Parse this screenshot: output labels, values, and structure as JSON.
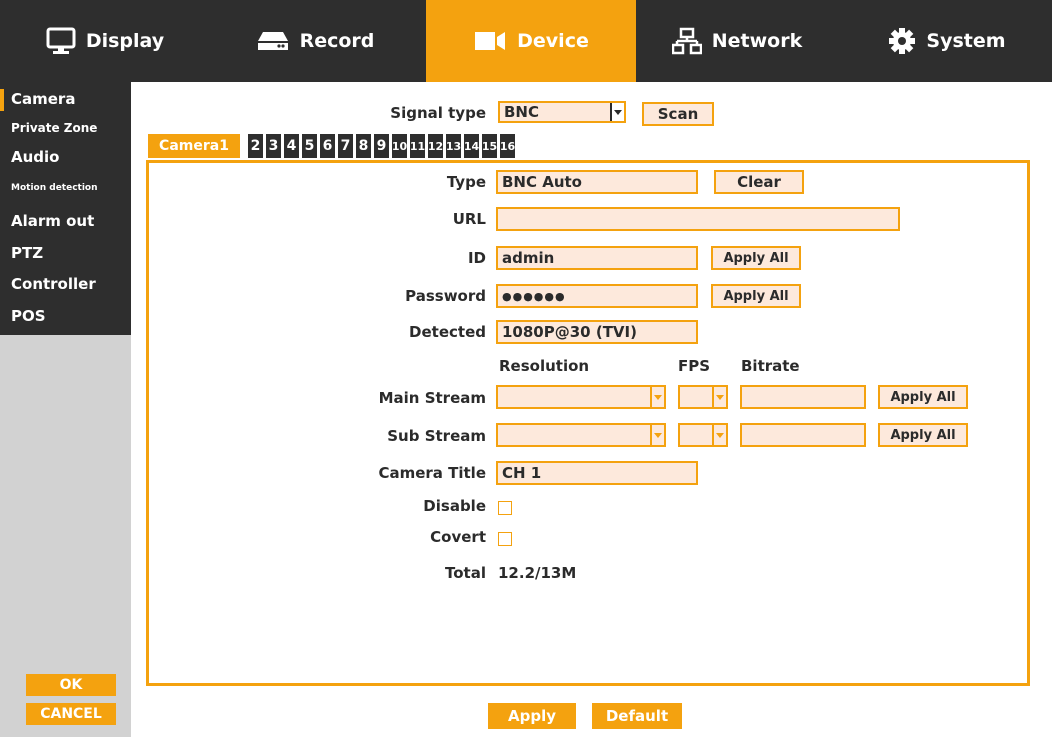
{
  "nav": {
    "tabs": [
      {
        "label": "Display",
        "icon": "monitor-icon"
      },
      {
        "label": "Record",
        "icon": "hdd-icon"
      },
      {
        "label": "Device",
        "icon": "camera-icon",
        "active": true
      },
      {
        "label": "Network",
        "icon": "network-icon"
      },
      {
        "label": "System",
        "icon": "gear-icon"
      }
    ]
  },
  "sidebar": {
    "items": [
      {
        "label": "Camera",
        "active": true
      },
      {
        "label": "Private Zone"
      },
      {
        "label": "Audio"
      },
      {
        "label": "Motion detection"
      },
      {
        "label": "Alarm out"
      },
      {
        "label": "PTZ"
      },
      {
        "label": "Controller"
      },
      {
        "label": "POS"
      }
    ],
    "ok_label": "OK",
    "cancel_label": "CANCEL"
  },
  "signal": {
    "label": "Signal type",
    "value": "BNC",
    "scan_label": "Scan"
  },
  "camera_tabs": [
    "Camera1",
    "2",
    "3",
    "4",
    "5",
    "6",
    "7",
    "8",
    "9",
    "10",
    "11",
    "12",
    "13",
    "14",
    "15",
    "16"
  ],
  "form": {
    "type_label": "Type",
    "type_value": "BNC Auto",
    "clear_label": "Clear",
    "url_label": "URL",
    "url_value": "",
    "id_label": "ID",
    "id_value": "admin",
    "id_apply_all": "Apply All",
    "password_label": "Password",
    "password_value": "●●●●●●",
    "password_apply_all": "Apply All",
    "detected_label": "Detected",
    "detected_value": "1080P@30 (TVI)",
    "col_resolution": "Resolution",
    "col_fps": "FPS",
    "col_bitrate": "Bitrate",
    "main_stream_label": "Main Stream",
    "main_apply_all": "Apply All",
    "sub_stream_label": "Sub Stream",
    "sub_apply_all": "Apply All",
    "camera_title_label": "Camera Title",
    "camera_title_value": "CH 1",
    "disable_label": "Disable",
    "covert_label": "Covert",
    "total_label": "Total",
    "total_value": "12.2/13M"
  },
  "footer": {
    "apply_label": "Apply",
    "default_label": "Default"
  },
  "colors": {
    "accent": "#f4a20f",
    "dark": "#2e2e2e",
    "field_bg": "#fde9dc",
    "sidebar_bg": "#d2d2d2"
  }
}
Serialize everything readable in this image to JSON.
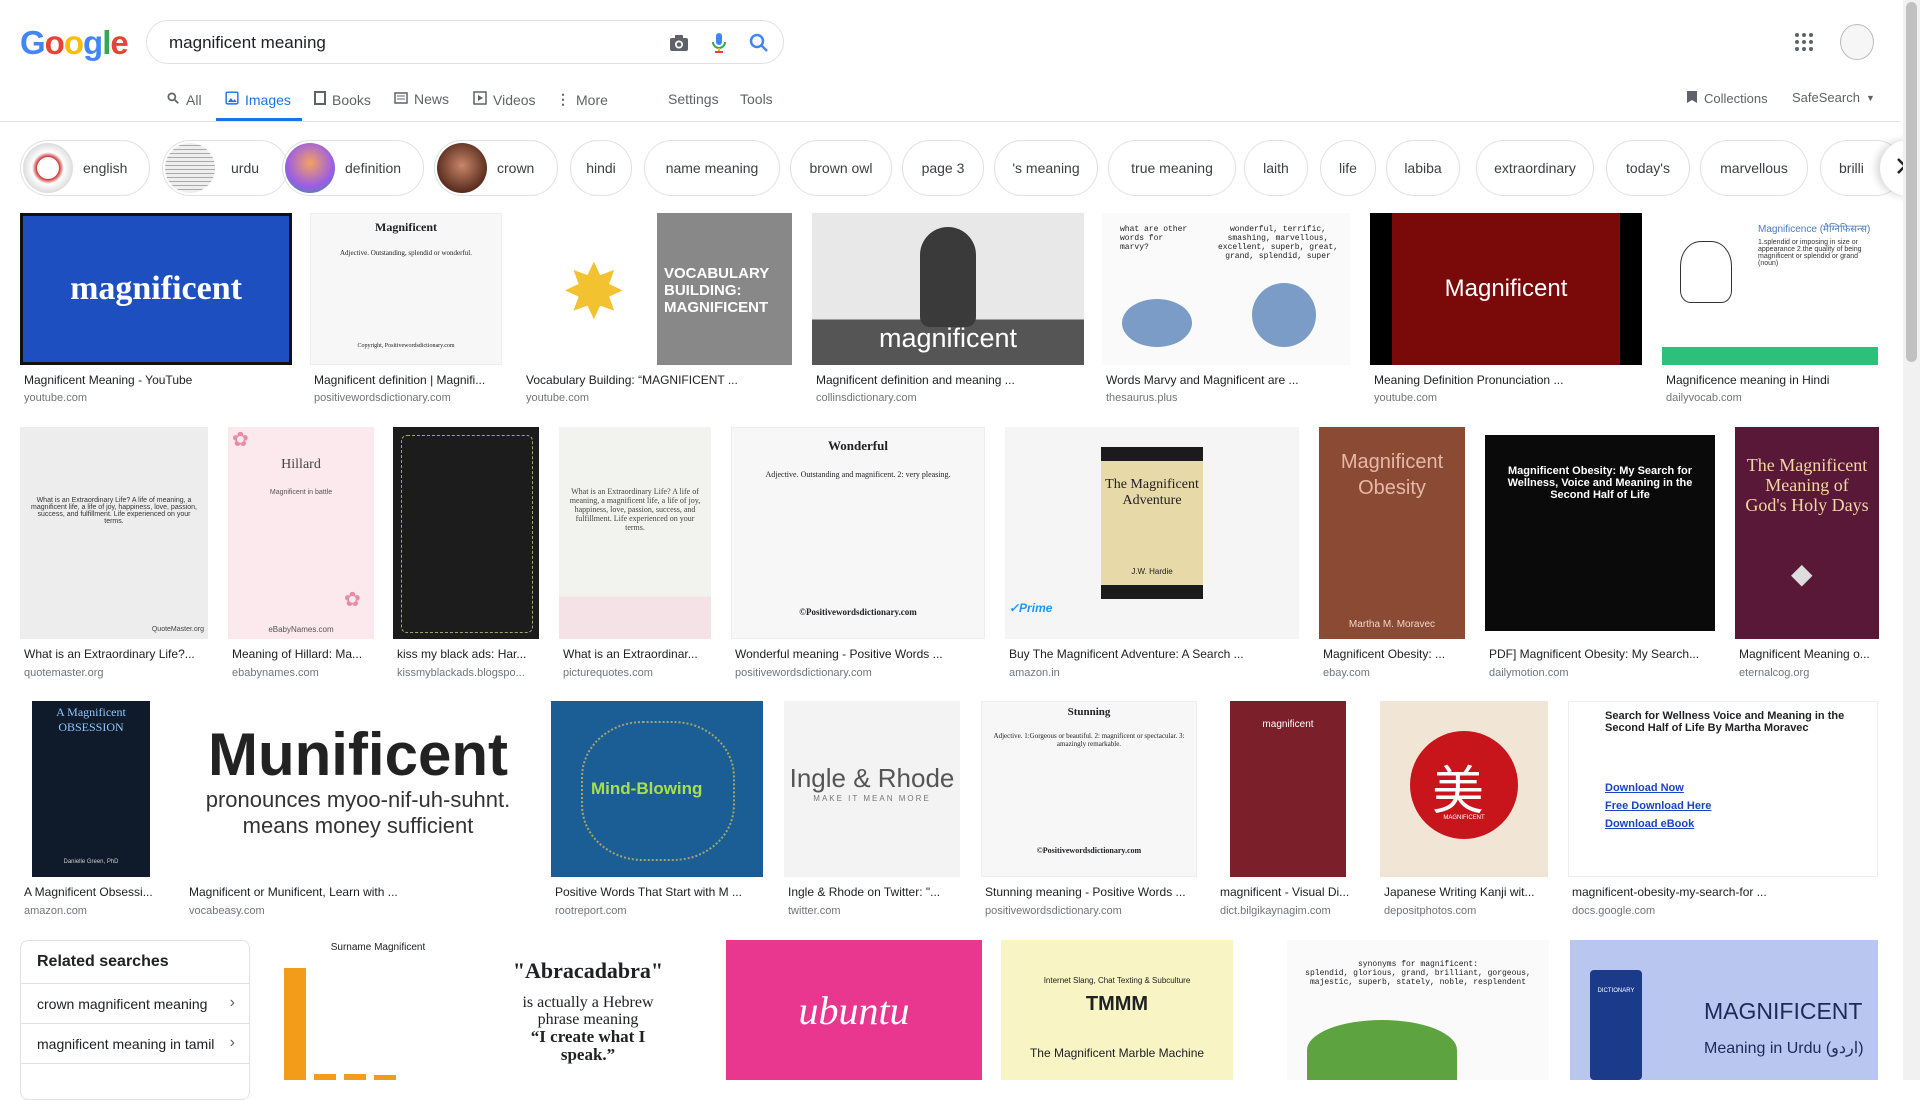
{
  "logo": {
    "letters": [
      "G",
      "o",
      "o",
      "g",
      "l",
      "e"
    ],
    "colors": [
      "#4285f4",
      "#ea4335",
      "#fbbc05",
      "#4285f4",
      "#34a853",
      "#ea4335"
    ]
  },
  "search": {
    "value": "magnificent meaning",
    "icons": [
      "camera-icon",
      "mic-icon",
      "search-icon"
    ]
  },
  "nav": {
    "tabs": [
      {
        "label": "All",
        "icon": "search-icon"
      },
      {
        "label": "Images",
        "icon": "image-icon",
        "active": true
      },
      {
        "label": "Books",
        "icon": "book-icon"
      },
      {
        "label": "News",
        "icon": "news-icon"
      },
      {
        "label": "Videos",
        "icon": "video-icon"
      },
      {
        "label": "More",
        "icon": "more-vert-icon"
      }
    ],
    "settings": "Settings",
    "tools": "Tools",
    "collections": "Collections",
    "safesearch": "SafeSearch"
  },
  "chips": [
    {
      "label": "english",
      "thumb": true
    },
    {
      "label": "urdu",
      "thumb": true
    },
    {
      "label": "definition",
      "thumb": true
    },
    {
      "label": "crown",
      "thumb": true
    },
    {
      "label": "hindi"
    },
    {
      "label": "name meaning"
    },
    {
      "label": "brown owl"
    },
    {
      "label": "page 3"
    },
    {
      "label": "'s meaning"
    },
    {
      "label": "true meaning"
    },
    {
      "label": "laith"
    },
    {
      "label": "life"
    },
    {
      "label": "labiba"
    },
    {
      "label": "extraordinary"
    },
    {
      "label": "today's"
    },
    {
      "label": "marvellous"
    },
    {
      "label": "brilli"
    }
  ],
  "results": {
    "row1": [
      {
        "caption": "Magnificent Meaning - YouTube",
        "source": "youtube.com",
        "img_text": "magnificent"
      },
      {
        "caption": "Magnificent definition | Magnifi...",
        "source": "positivewordsdictionary.com",
        "img_text": "Magnificent",
        "img_sub": "Adjective. Outstanding, splendid or wonderful.",
        "img_foot": "Copyright, Positivewordsdictionary.com"
      },
      {
        "caption": "Vocabulary Building: “MAGNIFICENT ...",
        "source": "youtube.com",
        "img_text": "VOCABULARY BUILDING: MAGNIFICENT"
      },
      {
        "caption": "Magnificent definition and meaning ...",
        "source": "collinsdictionary.com",
        "img_text": "magnificent"
      },
      {
        "caption": "Words Marvy and Magnificent are ...",
        "source": "thesaurus.plus",
        "img_text": "what are other words for marvy?",
        "img_sub": "wonderful, terrific, smashing, marvellous, excellent, superb, great, grand, splendid, super"
      },
      {
        "caption": "Meaning Definition Pronunciation ...",
        "source": "youtube.com",
        "img_text": "Magnificent"
      },
      {
        "caption": "Magnificence meaning in Hindi",
        "source": "dailyvocab.com",
        "img_text": "Magnificence (मैग्निफिसन्स)",
        "img_sub": "1.splendid or imposing in size or appearance 2.the quality of being magnificent or splendid or grand (noun)"
      }
    ],
    "row2": [
      {
        "caption": "What is an Extraordinary Life?...",
        "source": "quotemaster.org",
        "img_text": "What is an Extraordinary Life? A life of meaning, a magnificent life, a life of joy, happiness, love, passion, success, and fulfillment. Life experienced on your terms.",
        "img_foot": "QuoteMaster.org"
      },
      {
        "caption": "Meaning of Hillard: Ma...",
        "source": "ebabynames.com",
        "img_text": "Hillard",
        "img_sub": "Magnificent in battle",
        "img_foot": "eBabyNames.com"
      },
      {
        "caption": "kiss my black ads: Har...",
        "source": "kissmyblackads.blogspo..."
      },
      {
        "caption": "What is an Extraordinar...",
        "source": "picturequotes.com",
        "img_text": "What is an Extraordinary Life? A life of meaning, a magnificent life, a life of joy, happiness, love, passion, success, and fulfillment. Life experienced on your terms."
      },
      {
        "caption": "Wonderful meaning - Positive Words ...",
        "source": "positivewordsdictionary.com",
        "img_text": "Wonderful",
        "img_sub": "Adjective. Outstanding and magnificent. 2: very pleasing.",
        "img_foot": "©Positivewordsdictionary.com"
      },
      {
        "caption": "Buy The Magnificent Adventure: A Search ...",
        "source": "amazon.in",
        "img_text": "The Magnificent Adventure",
        "img_foot": "J.W. Hardie"
      },
      {
        "caption": "Magnificent Obesity: ...",
        "source": "ebay.com",
        "img_text": "Magnificent Obesity",
        "img_foot": "Martha M. Moravec"
      },
      {
        "caption": "PDF] Magnificent Obesity: My Search...",
        "source": "dailymotion.com",
        "img_text": "Magnificent Obesity: My Search for Wellness, Voice and Meaning in the Second Half of Life"
      },
      {
        "caption": "Magnificent Meaning o...",
        "source": "eternalcog.org",
        "img_text": "The Magnificent Meaning of God's Holy Days"
      }
    ],
    "row3": [
      {
        "caption": "A Magnificent Obsessi...",
        "source": "amazon.com",
        "img_text": "A Magnificent OBSESSION",
        "img_foot": "Danielle Green, PhD"
      },
      {
        "caption": "Magnificent or Munificent, Learn with ...",
        "source": "vocabeasy.com",
        "img_text": "Munificent",
        "img_sub": "pronounces myoo-nif-uh-suhnt.",
        "img_foot": "means money sufficient"
      },
      {
        "caption": "Positive Words That Start with M ...",
        "source": "rootreport.com",
        "img_text": "Mind-Blowing"
      },
      {
        "caption": "Ingle & Rhode on Twitter: \"...",
        "source": "twitter.com",
        "img_text": "Ingle & Rhode",
        "img_sub": "MAKE IT MEAN MORE"
      },
      {
        "caption": "Stunning meaning - Positive Words ...",
        "source": "positivewordsdictionary.com",
        "img_text": "Stunning",
        "img_sub": "Adjective. 1:Gorgeous or beautiful. 2: magnificent or spectacular. 3: amazingly remarkable.",
        "img_foot": "©Positivewordsdictionary.com"
      },
      {
        "caption": "magnificent - Visual Di...",
        "source": "dict.bilgikaynagim.com",
        "img_text": "magnificent"
      },
      {
        "caption": "Japanese Writing Kanji wit...",
        "source": "depositphotos.com",
        "img_text": "MAGNIFICENT"
      },
      {
        "caption": "magnificent-obesity-my-search-for ...",
        "source": "docs.google.com",
        "img_text": "Search for Wellness Voice and Meaning in the Second Half of Life By Martha Moravec",
        "img_links": [
          "Download Now",
          "Free Download Here",
          "Download eBook"
        ]
      }
    ],
    "row4": [
      {
        "img_text": "Surname Magnificent"
      },
      {
        "img_text": "\"Abracadabra\"",
        "img_sub": "is actually a Hebrew phrase meaning",
        "img_foot": "“I create what I speak.”"
      },
      {
        "img_text": "ubuntu"
      },
      {
        "img_text": "TMMM",
        "img_sub": "Internet Slang, Chat Texting & Subculture",
        "img_foot": "The Magnificent Marble Machine"
      },
      {
        "img_text": "synonyms for magnificent:",
        "img_sub": "splendid, glorious, grand, brilliant, gorgeous, majestic, superb, stately, noble, resplendent"
      },
      {
        "img_text": "MAGNIFICENT",
        "img_sub": "Meaning in Urdu (اردو)",
        "img_foot": "DICTIONARY"
      }
    ]
  },
  "related": {
    "title": "Related searches",
    "items": [
      "crown magnificent meaning",
      "magnificent meaning in tamil"
    ]
  },
  "colors": {
    "accent": "#1a73e8",
    "text": "#202124",
    "muted": "#70757a",
    "border": "#dfe1e5"
  }
}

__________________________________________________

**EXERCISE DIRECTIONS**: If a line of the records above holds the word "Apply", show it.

**RESPONSE TO THIS EXERCISE**:
    "id_apply_all": "Apply All",
    "password_apply_all": "Apply All",
    "main_apply_all": "Apply All",
    "sub_apply_all": "Apply All",
    "apply_label": "Apply",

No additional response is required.